On Christmas night, whilst Snell heads back to the officer's mess, the Germans come over No Man's Land and slaughter the troops, Lonely being the only survivor as he had dug himself into the earth. Lonely then reveals that it was he that had hurled the bomb at the Germans at Snell's request.
The Germans who have captured the trio now decide to execute them but Charley finds a weapon in the trench wall and kills the German soldier about to shoot them. They escape but are chased by the dead soldier's brother, Wolfgang and his buddy, Big Rudi. At this point the British troops unleash a gas attack on the Germans. Whilst the Germans are fine, Charley, Ginger and Lonely have no gas masks and start hunting for dead Germans to find masks. Soon they have two to share between them. The three climb a tree, Ginger and Lonely taking the masks whilst Charley climbs higher to get above the gas. Unfortunately they are tracked down by Wolfgang and Big Rudi, the latter attacking Charley from another tree and pushing him to the earth below.
Big Rudi is about to kill Charley when Ginger turns up and knocks Rudi out. Charley is now very sick, however, having taken in too much gas. Whilst Ginger tries to revive him, Lonely suddenly becomes enthralled by the site of the British cavalry coming into battle. As the soldiers and horses both have gas masks, Lonely thinks that they are the horsemen of death. He says, chillingly, "They've come to take Lonely back down to Hell with them."
Charley, now recovering, watches with Lonely and Ginger as the cavalry descend into battle. Then they spot the fact that there are many German soldiers in the long grass and they are headed for an ambush. Charley wants to dash out to warn the British but Ginger punches him and knocks him out before he can do so. Lonely however spots a chance at redemption. Grabbing a long branch and holding if over his shoulder like a rifle, Lonely starts to march out into the open air. As he does so, he sees the ghosts of the Lost Platoon and he marches towards them, joining in their song 'It's a Long Way to Tipperary'.
Whilst most of the Germans realise it would be foolish to shoot the lone soldier and give away their position, Wolfgang, seeking revenge on his brother's killers, stands up and shoots Lonely. In turn, Wolfgang is spotted by the British and is shot.

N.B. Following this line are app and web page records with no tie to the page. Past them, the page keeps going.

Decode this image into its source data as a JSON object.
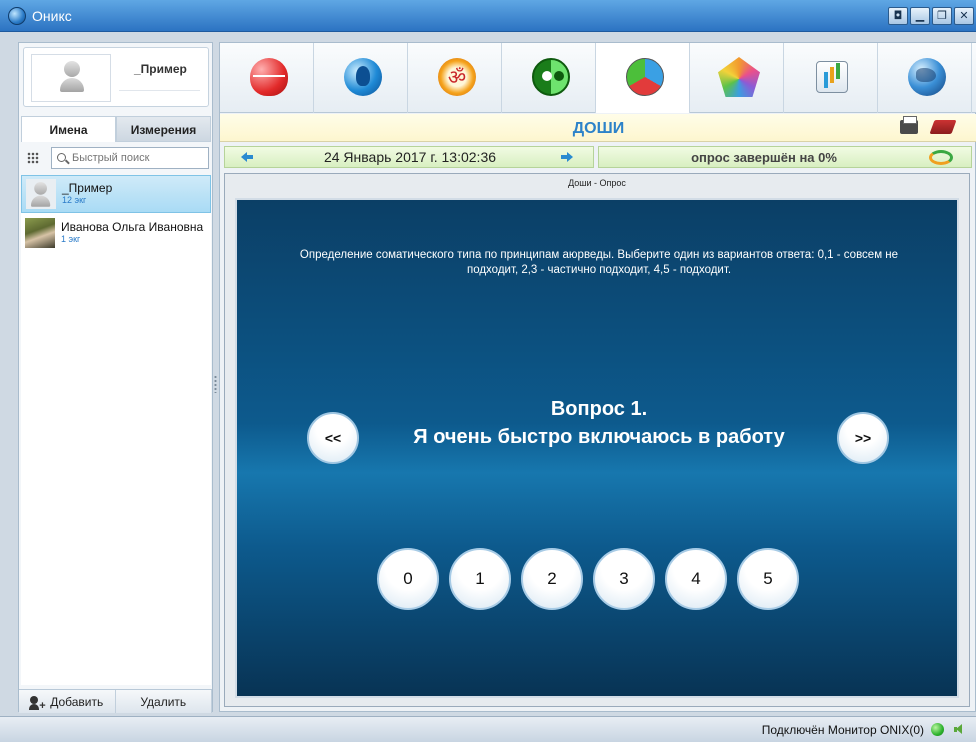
{
  "window": {
    "title": "Оникс",
    "buttons": [
      "◘",
      "▁",
      "❐",
      "✕"
    ]
  },
  "profile": {
    "name": "_Пример"
  },
  "tabs": {
    "names": "Имена",
    "measurements": "Измерения"
  },
  "search": {
    "placeholder": "Быстрый поиск",
    "value": ""
  },
  "patients": [
    {
      "name": "_Пример",
      "count": "12 экг",
      "selected": true
    },
    {
      "name": "Иванова Ольга Ивановна",
      "count": "1 экг",
      "selected": false
    }
  ],
  "actions": {
    "add": "Добавить",
    "delete": "Удалить"
  },
  "toolbar": {
    "icons": [
      "heart-ecg-icon",
      "head-icon",
      "om-icon",
      "yin-yang-icon",
      "tridosha-icon",
      "pentagon-icon",
      "bar-chart-icon",
      "globe-icon"
    ],
    "om_glyph": "ॐ",
    "active_index": 4
  },
  "section": {
    "title": "ДОШИ"
  },
  "nav": {
    "datetime": "24 Январь 2017 г. 13:02:36",
    "progress": "опрос завершён на 0%",
    "progress_percent": 0
  },
  "panel": {
    "title": "Доши - Опрос",
    "instruction": "Определение соматического типа по принципам аюрведы. Выберите один из вариантов ответа: 0,1 - совсем не подходит, 2,3 - частично подходит, 4,5 - подходит.",
    "question_number": "Вопрос 1.",
    "question_text": "Я очень быстро включаюсь в работу",
    "prev": "<<",
    "next": ">>",
    "answers": [
      "0",
      "1",
      "2",
      "3",
      "4",
      "5"
    ]
  },
  "status": {
    "text": "Подключён Монитор ONIX(0)",
    "connected_color": "#2db22d"
  }
}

Both die. Whilst battle ensues, Big Rudi turns up again and attacks Ginger. Charley spots him just in time and kills Big Rudi before he can kill either of them. It is an extraorinarily affecting story.
Charley's War was published in Battle Picture Weekly from 6 January 1979 to 26 January 1985.